Architectural Encounters in Barcelona
Architectural Encounters in Barcelona
Blog written by Part I Architectural Assistant Nick Parker following a visit to Barcelona.
Situated on the east coast of Spain in the region of Catalonia, the city of Barcelona is bordered by the Besós River to the North, the LLobregat River to the south, the rocky outcrop of Montjuic and the semi-circular mountain range of Colleserola. Famous for its art, architecture (notably influenced by the creativity of Antoni Gaudì) and its food, the city is a popular tourist destination.
Antoni Gaudì has had a huge influence on the city with the design of many structures such as Casa Batlló in the city centre and the structures and mosaics within Parc Güell, inspired by his appreciation of Art Nouveau. However, his masterpiece is the Sagrada Familia, a towering church full of symbolism and a fusion between the verticality and cruciform plan of gothic churches and the organic forms of Art Nouveau.
La Sagrada Familia
When visiting this impressive monument, you are struck by the incredible attention to detail of the design, full of references to the Roman Catholic faith. There are 3 facades, each with their own style, which relate to the birth, death and resurrection of Christ.

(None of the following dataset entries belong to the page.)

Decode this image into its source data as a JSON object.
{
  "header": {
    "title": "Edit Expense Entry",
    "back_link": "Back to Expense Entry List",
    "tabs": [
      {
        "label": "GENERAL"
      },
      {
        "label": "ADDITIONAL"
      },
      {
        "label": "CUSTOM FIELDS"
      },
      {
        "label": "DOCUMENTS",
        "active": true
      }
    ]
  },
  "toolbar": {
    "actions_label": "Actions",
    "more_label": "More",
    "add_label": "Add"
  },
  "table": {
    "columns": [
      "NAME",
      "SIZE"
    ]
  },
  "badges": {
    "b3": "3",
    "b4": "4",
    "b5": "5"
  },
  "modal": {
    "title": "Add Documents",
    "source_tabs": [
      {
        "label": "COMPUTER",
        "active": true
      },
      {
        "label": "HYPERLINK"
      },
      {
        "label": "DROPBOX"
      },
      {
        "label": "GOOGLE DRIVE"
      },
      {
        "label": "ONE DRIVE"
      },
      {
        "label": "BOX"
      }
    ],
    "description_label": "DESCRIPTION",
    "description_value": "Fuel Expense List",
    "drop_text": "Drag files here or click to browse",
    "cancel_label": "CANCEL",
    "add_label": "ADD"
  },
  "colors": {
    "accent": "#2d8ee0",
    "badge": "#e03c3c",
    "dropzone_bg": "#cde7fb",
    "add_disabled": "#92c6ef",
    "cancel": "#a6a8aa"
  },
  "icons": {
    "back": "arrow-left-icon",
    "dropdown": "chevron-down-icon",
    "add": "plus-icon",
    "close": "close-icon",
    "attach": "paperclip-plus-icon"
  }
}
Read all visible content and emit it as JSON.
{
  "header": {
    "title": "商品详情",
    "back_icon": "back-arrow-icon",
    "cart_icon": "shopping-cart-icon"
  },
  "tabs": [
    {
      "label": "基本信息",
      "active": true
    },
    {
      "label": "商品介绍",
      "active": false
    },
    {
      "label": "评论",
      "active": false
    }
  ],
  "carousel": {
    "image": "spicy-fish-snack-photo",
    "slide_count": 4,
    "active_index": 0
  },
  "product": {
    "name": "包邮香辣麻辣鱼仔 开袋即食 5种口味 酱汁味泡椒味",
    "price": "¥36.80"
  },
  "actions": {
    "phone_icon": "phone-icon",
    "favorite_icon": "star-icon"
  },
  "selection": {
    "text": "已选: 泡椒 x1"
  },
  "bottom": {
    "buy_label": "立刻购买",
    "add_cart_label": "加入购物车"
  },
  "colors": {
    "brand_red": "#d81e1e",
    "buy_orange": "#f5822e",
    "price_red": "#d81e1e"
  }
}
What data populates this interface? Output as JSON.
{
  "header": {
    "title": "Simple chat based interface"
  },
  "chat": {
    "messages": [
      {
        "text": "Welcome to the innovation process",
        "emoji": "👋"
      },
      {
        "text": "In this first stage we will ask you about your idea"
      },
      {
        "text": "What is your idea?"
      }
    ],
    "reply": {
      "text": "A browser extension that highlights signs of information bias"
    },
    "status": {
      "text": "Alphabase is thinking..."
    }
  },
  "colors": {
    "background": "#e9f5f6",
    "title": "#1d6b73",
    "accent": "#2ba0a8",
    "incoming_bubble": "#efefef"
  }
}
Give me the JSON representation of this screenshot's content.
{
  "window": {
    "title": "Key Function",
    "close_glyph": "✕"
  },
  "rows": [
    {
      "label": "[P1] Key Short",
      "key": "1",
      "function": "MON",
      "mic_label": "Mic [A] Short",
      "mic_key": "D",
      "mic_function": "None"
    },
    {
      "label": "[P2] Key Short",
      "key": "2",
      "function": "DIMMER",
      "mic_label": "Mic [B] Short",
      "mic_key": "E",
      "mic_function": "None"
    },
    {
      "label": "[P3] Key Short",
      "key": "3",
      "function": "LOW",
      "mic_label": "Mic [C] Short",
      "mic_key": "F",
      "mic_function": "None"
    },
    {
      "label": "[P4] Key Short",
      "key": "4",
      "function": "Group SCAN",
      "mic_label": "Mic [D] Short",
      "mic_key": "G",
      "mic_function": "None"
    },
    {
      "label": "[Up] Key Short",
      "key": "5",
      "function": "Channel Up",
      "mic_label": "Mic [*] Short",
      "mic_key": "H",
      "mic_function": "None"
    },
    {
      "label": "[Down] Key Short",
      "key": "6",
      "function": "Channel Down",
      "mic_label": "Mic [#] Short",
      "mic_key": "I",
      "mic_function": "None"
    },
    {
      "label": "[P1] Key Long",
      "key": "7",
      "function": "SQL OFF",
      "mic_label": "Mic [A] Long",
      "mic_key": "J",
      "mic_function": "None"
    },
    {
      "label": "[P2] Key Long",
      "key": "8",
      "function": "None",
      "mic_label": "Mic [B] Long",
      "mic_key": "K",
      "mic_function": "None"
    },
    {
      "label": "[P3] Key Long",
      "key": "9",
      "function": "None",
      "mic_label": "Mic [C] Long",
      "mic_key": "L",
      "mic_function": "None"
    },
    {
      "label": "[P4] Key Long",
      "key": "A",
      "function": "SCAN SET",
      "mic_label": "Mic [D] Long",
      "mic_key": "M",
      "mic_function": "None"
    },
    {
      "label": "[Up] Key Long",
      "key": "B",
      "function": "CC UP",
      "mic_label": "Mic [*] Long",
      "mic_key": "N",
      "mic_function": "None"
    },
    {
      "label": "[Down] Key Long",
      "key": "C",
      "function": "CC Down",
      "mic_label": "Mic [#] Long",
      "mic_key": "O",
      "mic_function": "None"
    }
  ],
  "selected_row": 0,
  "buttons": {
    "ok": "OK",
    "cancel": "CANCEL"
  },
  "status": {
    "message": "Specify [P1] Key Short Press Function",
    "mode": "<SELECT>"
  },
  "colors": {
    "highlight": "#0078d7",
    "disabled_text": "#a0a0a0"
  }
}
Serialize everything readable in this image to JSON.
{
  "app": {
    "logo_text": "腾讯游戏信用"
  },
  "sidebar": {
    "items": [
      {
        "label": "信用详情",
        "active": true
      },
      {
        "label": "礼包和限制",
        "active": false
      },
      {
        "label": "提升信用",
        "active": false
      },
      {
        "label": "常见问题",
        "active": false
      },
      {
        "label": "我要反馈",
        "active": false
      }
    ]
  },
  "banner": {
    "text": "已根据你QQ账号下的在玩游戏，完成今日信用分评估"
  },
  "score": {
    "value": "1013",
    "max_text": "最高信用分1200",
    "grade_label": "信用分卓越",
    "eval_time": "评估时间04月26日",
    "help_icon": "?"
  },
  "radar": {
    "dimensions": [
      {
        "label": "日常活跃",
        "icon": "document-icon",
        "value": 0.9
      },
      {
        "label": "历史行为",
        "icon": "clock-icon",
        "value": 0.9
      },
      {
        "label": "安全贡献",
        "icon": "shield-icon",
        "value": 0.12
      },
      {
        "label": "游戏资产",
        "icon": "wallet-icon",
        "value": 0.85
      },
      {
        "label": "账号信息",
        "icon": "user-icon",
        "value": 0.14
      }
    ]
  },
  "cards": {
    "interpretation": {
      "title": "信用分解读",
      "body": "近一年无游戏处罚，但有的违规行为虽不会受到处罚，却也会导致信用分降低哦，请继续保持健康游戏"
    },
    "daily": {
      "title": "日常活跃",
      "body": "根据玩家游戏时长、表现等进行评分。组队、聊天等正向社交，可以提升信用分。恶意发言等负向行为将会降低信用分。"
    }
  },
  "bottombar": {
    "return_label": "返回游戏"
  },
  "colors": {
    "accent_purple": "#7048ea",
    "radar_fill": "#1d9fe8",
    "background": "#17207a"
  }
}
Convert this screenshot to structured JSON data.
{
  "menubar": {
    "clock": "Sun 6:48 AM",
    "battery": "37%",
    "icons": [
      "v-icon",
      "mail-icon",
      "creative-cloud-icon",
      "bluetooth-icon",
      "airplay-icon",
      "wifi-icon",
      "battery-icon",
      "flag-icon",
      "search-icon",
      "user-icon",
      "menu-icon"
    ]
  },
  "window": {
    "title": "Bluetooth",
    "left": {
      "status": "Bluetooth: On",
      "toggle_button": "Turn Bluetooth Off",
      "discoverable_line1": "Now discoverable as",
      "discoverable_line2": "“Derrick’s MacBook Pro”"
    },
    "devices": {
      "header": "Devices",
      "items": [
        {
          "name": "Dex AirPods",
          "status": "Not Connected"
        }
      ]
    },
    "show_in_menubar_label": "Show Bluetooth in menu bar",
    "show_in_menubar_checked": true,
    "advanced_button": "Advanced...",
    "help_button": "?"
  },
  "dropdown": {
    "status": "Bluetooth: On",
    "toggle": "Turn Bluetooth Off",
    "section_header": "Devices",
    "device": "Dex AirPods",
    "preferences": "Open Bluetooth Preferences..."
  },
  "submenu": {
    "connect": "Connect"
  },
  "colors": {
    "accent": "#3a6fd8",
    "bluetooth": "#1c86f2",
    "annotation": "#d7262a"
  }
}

Upon entering the church, you are taken aback by the volume of the space and the amount of light that fills it. The columns rise out of the ground like tree trunks soaring above and spreading out across the ceiling like the canopy of a forest with light filtering down from above. The columns differ in colour and are made of different stone based upon the hierarchy of the structure. Each type of stone was carefully selected based upon its structural strength; the thicker columns were crafted from a stronger material, carefully supporting the weight of the roof. The parabolic shape of the structure was ahead of its time, so much so that only recently is it possible for us to model the design in order to speed up the construction. Gaudì created the forms by a series of suspended weights which shows the structure upside down. This level of creativity is one of a number of reasons why the building is yet to be finished, however, it is anticipated that the Sagrada Familia will be completed by 2026, marking 100 years since his death.
My favourite detail of this building is the amount of colour that shone through the stained glass windows, meticulously designed to capture the movement of the sun, reflecting the progression of colours upon the stonework, the light dancing upon its surface.
Mies van der Rohe Pavilion
Also located in Barcelona is one of the most influential projects of the modern era, the Pavilion, designed by Mies van der Rohe in 1928 for the Barcelona International Exposition. Originally, the Pavilion was only intended to be temporary and was taken down in 1930, however, due to the popularity of the design and the significance it had on modern architecture, it was reproduced in 1986. The design of the Pavilion was an experiment in the expression of the different elements of a building – floor, wall and roof – through the composition of horizontal and vertical planes which were used to create space. There is a particular focus on proportions and the alignment of the components with one another in a grid-like fashion creating crisp connections. Despite the age of the design, it doesn’t look out of place in a modern environment.
‘Mes que un Club’
As an avid football fan I couldn’t turn down the opportunity to visit the Camp Nou and immerse myself in the history of one of the most successful clubs in the world. A tour here provides you with an opportunity to see the impressive trophy cabinets, changing rooms and commentator boxes as well as being able to stand at pitch level.